Long Trail Hiking: Thru-Hikes

If you're an experienced hiker looking for a challenge, thru-hiking the Long Trail might be just the thing! Thru-hiking or end to end hiking refers to hiking long trails from start to finish. It takes about 26 to 30 days to hike the Long Trail's entire 273-mile (439-kilometer) length [source: Green Mountain Club].

Thru-hiking the Long Trail means packing the right gear. Because of the elevation, you'll want to bring cold-weather supplies no matter when you're going. The basics you'll need are: a tent, a sleeping bag that's rated for chilly temperatures, a lightweight backpack, some light rain gear, and light cooking gear [source: Tapon]. Notice the emphasis on "light?" You'll be grateful for every pound you shave from your backpack. You'll also want to pack a few essentials like a change of socks and underwear and a small first aid kit with bandages for cuts and blisters and disinfectant.
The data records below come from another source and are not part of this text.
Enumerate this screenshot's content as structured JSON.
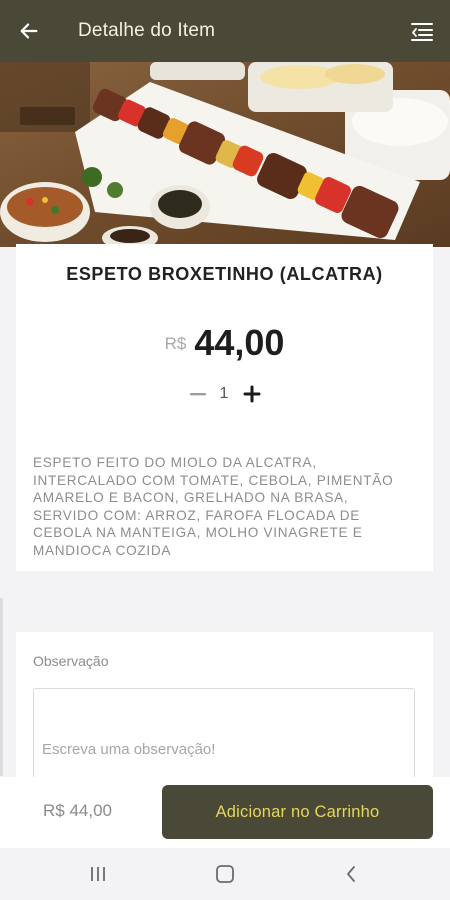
{
  "header": {
    "title": "Detalhe do Item",
    "back_icon": "arrow-left-icon",
    "menu_icon": "menu-lines-icon"
  },
  "item": {
    "name": "ESPETO BROXETINHO (ALCATRA)",
    "currency": "R$",
    "price": "44,00",
    "quantity": "1",
    "description": "ESPETO FEITO DO MIOLO DA ALCATRA, INTERCALADO COM TOMATE, CEBOLA, PIMENTÃO AMARELO E BACON, GRELHADO NA BRASA, SERVIDO COM: ARROZ, FAROFA FLOCADA DE CEBOLA NA MANTEIGA, MOLHO VINAGRETE E MANDIOCA COZIDA"
  },
  "observation": {
    "label": "Observação",
    "placeholder": "Escreva uma observação!"
  },
  "footer": {
    "total": "R$ 44,00",
    "add_button": "Adicionar no Carrinho"
  },
  "colors": {
    "brand": "#4a4837",
    "button_text": "#e6d65a"
  }
}
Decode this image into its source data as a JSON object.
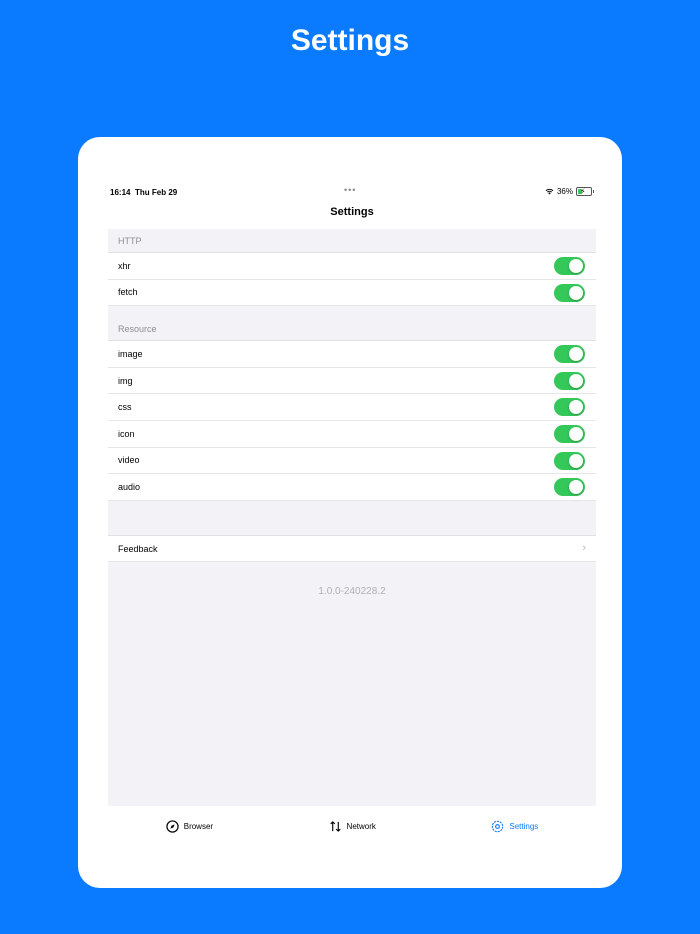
{
  "page_title": "Settings",
  "status_bar": {
    "time": "16:14",
    "date": "Thu Feb 29",
    "battery": "36%",
    "more_dots": "•••"
  },
  "nav": {
    "title": "Settings"
  },
  "sections": {
    "http": {
      "header": "HTTP",
      "items": [
        "xhr",
        "fetch"
      ]
    },
    "resource": {
      "header": "Resource",
      "items": [
        "image",
        "img",
        "css",
        "icon",
        "video",
        "audio"
      ]
    }
  },
  "toggles_all_on": true,
  "feedback": {
    "label": "Feedback"
  },
  "version": "1.0.0-240228.2",
  "tabbar": {
    "browser": "Browser",
    "network": "Network",
    "settings": "Settings"
  },
  "colors": {
    "background": "#0a7bff",
    "toggle_on": "#34c759",
    "accent": "#0a7bff"
  }
}
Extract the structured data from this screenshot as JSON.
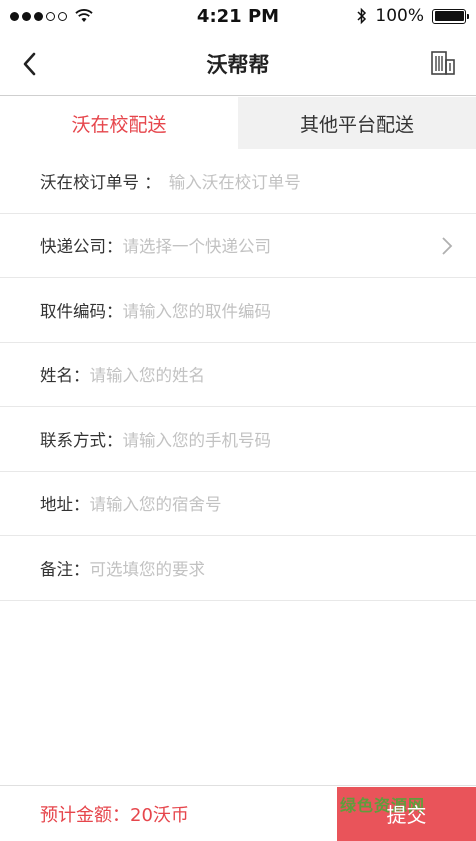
{
  "status_bar": {
    "time": "4:21 PM",
    "battery_text": "100%",
    "signal_icon": "signal-dots-icon",
    "wifi_icon": "wifi-icon",
    "bluetooth_icon": "bluetooth-icon",
    "battery_icon": "battery-icon"
  },
  "nav": {
    "title": "沃帮帮",
    "back_icon": "chevron-left-icon",
    "right_icon": "building-icon"
  },
  "tabs": [
    {
      "label": "沃在校配送",
      "active": true
    },
    {
      "label": "其他平台配送",
      "active": false
    }
  ],
  "form": {
    "rows": [
      {
        "label": "沃在校订单号 ：",
        "placeholder": "输入沃在校订单号"
      },
      {
        "label": "快递公司：",
        "placeholder": "请选择一个快递公司",
        "has_chevron": true
      },
      {
        "label": "取件编码：",
        "placeholder": "请输入您的取件编码"
      },
      {
        "label": "姓名：",
        "placeholder": "请输入您的姓名"
      },
      {
        "label": "联系方式：",
        "placeholder": "请输入您的手机号码"
      },
      {
        "label": "地址：",
        "placeholder": "请输入您的宿舍号"
      },
      {
        "label": "备注：",
        "placeholder": "可选填您的要求"
      }
    ]
  },
  "footer": {
    "total_text": "预计金额：20沃币",
    "submit_label": "提交",
    "watermark_text": "绿色资源网"
  },
  "colors": {
    "accent": "#e6464c",
    "submit_bg": "#e9545a",
    "placeholder": "#c2c2c2",
    "tab_inactive_bg": "#f1f1f1"
  }
}
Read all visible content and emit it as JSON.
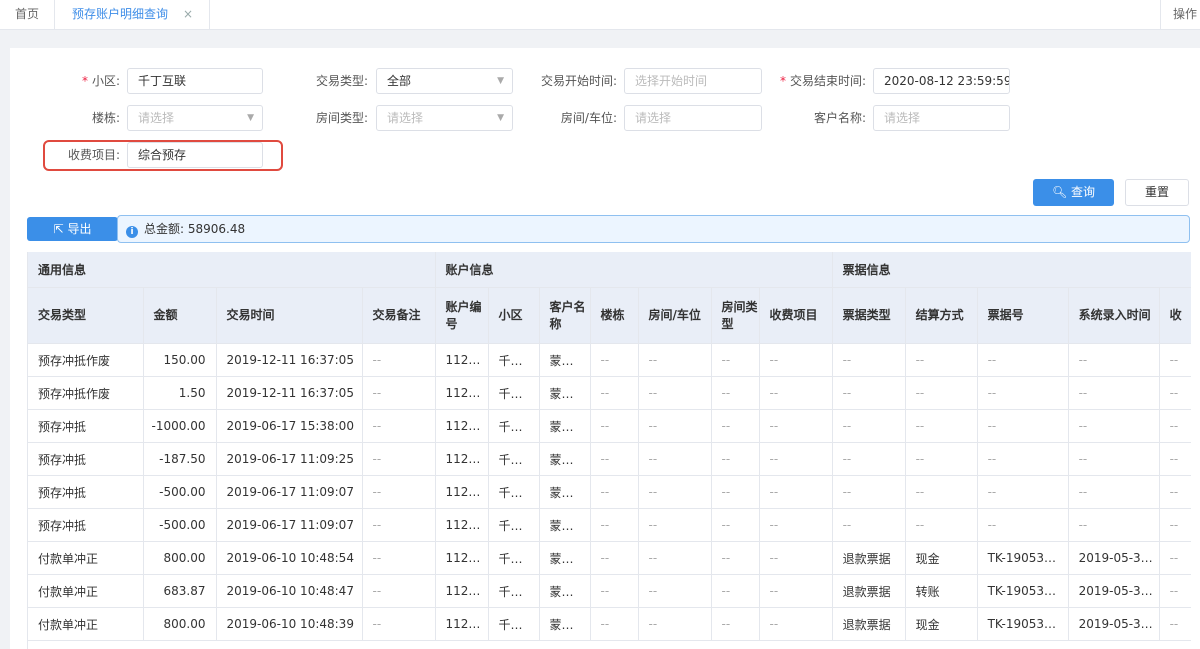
{
  "tabs": {
    "home": "首页",
    "active": "预存账户明细查询",
    "close": "×",
    "ops": "操作"
  },
  "form": {
    "community_label": "小区:",
    "community_value": "千丁互联",
    "txn_type_label": "交易类型:",
    "txn_type_value": "全部",
    "start_time_label": "交易开始时间:",
    "start_time_placeholder": "选择开始时间",
    "end_time_label": "交易结束时间:",
    "end_time_value": "2020-08-12 23:59:59",
    "building_label": "楼栋:",
    "building_placeholder": "请选择",
    "room_type_label": "房间类型:",
    "room_type_placeholder": "请选择",
    "room_label": "房间/车位:",
    "room_placeholder": "请选择",
    "customer_label": "客户名称:",
    "customer_placeholder": "请选择",
    "fee_item_label": "收费项目:",
    "fee_item_value": "综合预存",
    "required_mark": "*"
  },
  "buttons": {
    "query": "查询",
    "reset": "重置",
    "export": "导出"
  },
  "total": {
    "label": "总金额:",
    "value": "58906.48"
  },
  "table": {
    "groups": [
      "通用信息",
      "账户信息",
      "票据信息"
    ],
    "columns": [
      "交易类型",
      "金额",
      "交易时间",
      "交易备注",
      "账户编号",
      "小区",
      "客户名称",
      "楼栋",
      "房间/车位",
      "房间类型",
      "收费项目",
      "票据类型",
      "结算方式",
      "票据号",
      "系统录入时间",
      "收"
    ],
    "rows": [
      [
        "预存冲抵作废",
        "150.00",
        "2019-12-11 16:37:05",
        "--",
        "112…",
        "千…",
        "蒙…",
        "--",
        "--",
        "--",
        "--",
        "--",
        "--",
        "--",
        "--",
        "--"
      ],
      [
        "预存冲抵作废",
        "1.50",
        "2019-12-11 16:37:05",
        "--",
        "112…",
        "千…",
        "蒙…",
        "--",
        "--",
        "--",
        "--",
        "--",
        "--",
        "--",
        "--",
        "--"
      ],
      [
        "预存冲抵",
        "-1000.00",
        "2019-06-17 15:38:00",
        "--",
        "112…",
        "千…",
        "蒙…",
        "--",
        "--",
        "--",
        "--",
        "--",
        "--",
        "--",
        "--",
        "--"
      ],
      [
        "预存冲抵",
        "-187.50",
        "2019-06-17 11:09:25",
        "--",
        "112…",
        "千…",
        "蒙…",
        "--",
        "--",
        "--",
        "--",
        "--",
        "--",
        "--",
        "--",
        "--"
      ],
      [
        "预存冲抵",
        "-500.00",
        "2019-06-17 11:09:07",
        "--",
        "112…",
        "千…",
        "蒙…",
        "--",
        "--",
        "--",
        "--",
        "--",
        "--",
        "--",
        "--",
        "--"
      ],
      [
        "预存冲抵",
        "-500.00",
        "2019-06-17 11:09:07",
        "--",
        "112…",
        "千…",
        "蒙…",
        "--",
        "--",
        "--",
        "--",
        "--",
        "--",
        "--",
        "--",
        "--"
      ],
      [
        "付款单冲正",
        "800.00",
        "2019-06-10 10:48:54",
        "--",
        "112…",
        "千…",
        "蒙…",
        "--",
        "--",
        "--",
        "--",
        "退款票据",
        "现金",
        "TK-19053…",
        "2019-05-3…",
        "--"
      ],
      [
        "付款单冲正",
        "683.87",
        "2019-06-10 10:48:47",
        "--",
        "112…",
        "千…",
        "蒙…",
        "--",
        "--",
        "--",
        "--",
        "退款票据",
        "转账",
        "TK-19053…",
        "2019-05-3…",
        "--"
      ],
      [
        "付款单冲正",
        "800.00",
        "2019-06-10 10:48:39",
        "--",
        "112…",
        "千…",
        "蒙…",
        "--",
        "--",
        "--",
        "--",
        "退款票据",
        "现金",
        "TK-19053…",
        "2019-05-3…",
        "--"
      ]
    ]
  },
  "colors": {
    "accent": "#3b8fe8",
    "highlight": "#e04a3f"
  }
}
One season that hikers in many other states don't generally have to plan for is what Vermonters lovingly call "mud season." Green Mountain Club asks hikers to avoid high elevations in the early spring through Memorial Day each year, because snow melt causes muddy conditions that are dangerous to hikers and make the alpine tundra portions of the trail fragile. While these severe muddy conditions dissipate after Memorial Day, you need to plan for some soggy, muddy walking no matter what time of year you hit the Long Trail. That means choosing waterproof hiking boots and thick socks to keep your feet warm and dry.

You'll want to pack plenty of food, but also plan some food drops along the way. You can ask friends and family to ship non-perishable food to some of the post offices along the route, or you can break from the trail and hike into town to grab more supplies at one of the points where the trail passes close to civilization.